  1. Address the actual performance issue through coaching and use training only as a reminder of what they should already know.

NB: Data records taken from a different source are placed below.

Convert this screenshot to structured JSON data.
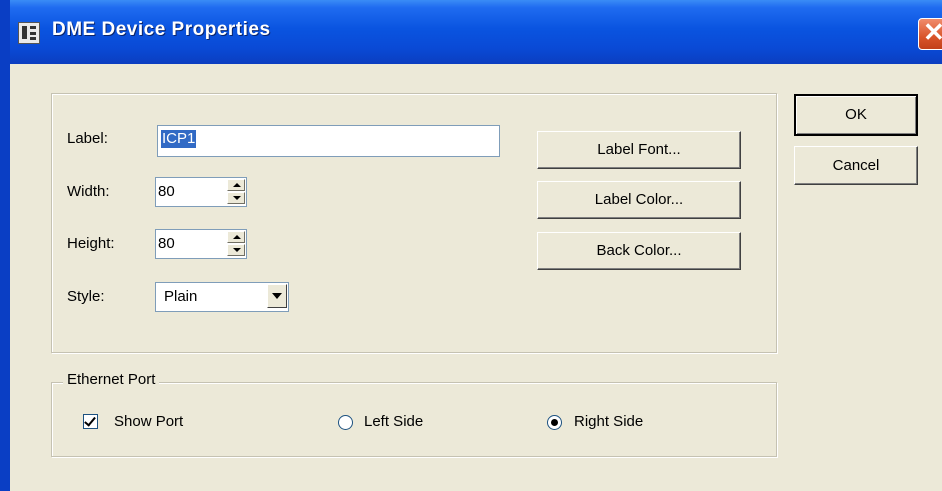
{
  "window": {
    "title": "DME Device Properties"
  },
  "fields": {
    "label_caption": "Label:",
    "label_value": "ICP1",
    "width_caption": "Width:",
    "width_value": "80",
    "height_caption": "Height:",
    "height_value": "80",
    "style_caption": "Style:",
    "style_value": "Plain"
  },
  "buttons": {
    "label_font": "Label Font...",
    "label_color": "Label Color...",
    "back_color": "Back Color...",
    "ok": "OK",
    "cancel": "Cancel"
  },
  "ethernet": {
    "group_title": "Ethernet Port",
    "show_port": {
      "label": "Show Port",
      "checked": true
    },
    "left_side": {
      "label": "Left Side",
      "selected": false
    },
    "right_side": {
      "label": "Right Side",
      "selected": true
    }
  },
  "icons": {
    "app": "dme-device-icon",
    "close": "close-icon"
  },
  "colors": {
    "titlebar": "#0a54e0",
    "dialog_bg": "#ece9d8",
    "selection": "#316ac5",
    "close": "#d9542a"
  }
}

In the case of a Motor Observation Report that could be tailgating, unsafe lane changes, speeding, etc.   We’ll coach on why these behaviors necessarily lead down the road to “bad stuff happening”, but then we’ll also coach on how the driver can/should self-monitor and correct those habits and performance issues while behind the wheel.
  2. Equip, enable and empower the Safety Director so that each meeting with an affected driver can be used as an opportunity instead of turning into a confrontation.  It’s not about “blaming”, it’s actually about “training reminders” – so that the performance (whether “attitude” or “complacency” based) improves to everyone’s benefit.  The driver reduces the likelihood of getting a ticket or injury, and the fleet improves their CSA scores and maintains reasonable insurance pricing.

Our coaching program covers the comments and responses between driver and management, based on feedback we have collected from our clients, so that conversation is positive and the effect is the driver is a better driver!   To introduce our coaching program (an opportunity that really is best addressed through education) we have produced a brief, but powerful video package for supervisors to learn how to implement these concepts.

As our decals state; “Safety Is My Goal” – getting to that state of “safety” takes eyeball to eyeball conversations – training by proxy through an internet connection may be “easy” but only gets results defined by needing to buy more training.  We’d rather measure success by fewer injuries — Does anything else matter?

Joe Zingale recently joined SafetyFirst as our VP of Business Development and can be reached toll free at855-229-3220.  Joe has 17 years experience in driver safety having previously worked at Driver’s Alert, but finally “seeing the light” and making the change to SafetyFirst during 2011.

Joe Zingale Joins SafetyFirst Team

PARSIPPANY, NJ; July 19, 2011 – SafetyFirst Systems, provider of various driver safety and fleet safety programs, has named Joe Zingale as its new Vice President of Business Development.

Mr. Zingale, who had been Vice President of Sales at Driver’s Alert, will be in charge of increasing SafetyFirst’s core business while expanding into other markets and offering additional programs through key partner relationships.

“Our company’s core mission is to meet the needs of our customers by offering ways for them to reduce the likelihood of commercial vehicle collisions,” noted Dan Lessnau, President of Sales at SafetyFirst. “Joe’s extensive network of relationships with insurance personnel, safety managers, risk managers and innovative vendors will help us expand product offerings and grow our client base.”

Before joining SafetyFirst, Mr. Zingale spent 17 years at Driver’s Alert in a variety of roles with a special focus on developing relationships with fleet managers, safety directors, and insurance industry professionals from carriers, agencies and brokers.  “If you ask me what I do, I’d have to say ‘find out what clients want and then make it happen!’’ said Mr. Zingale.  “By teaming up with SafetyFirst, I feel empowered to deliver a higher level of customer service and custom program elements than ever before in my career.”

His passion for living comes from his interest in health and fitness as a personal trainer.  Mr. Zingale has pursued outdoor activities and team sports ranging from his involvement in high school and collegiate football as well as active participation in the Boy Scouts of America’s youth leadership program.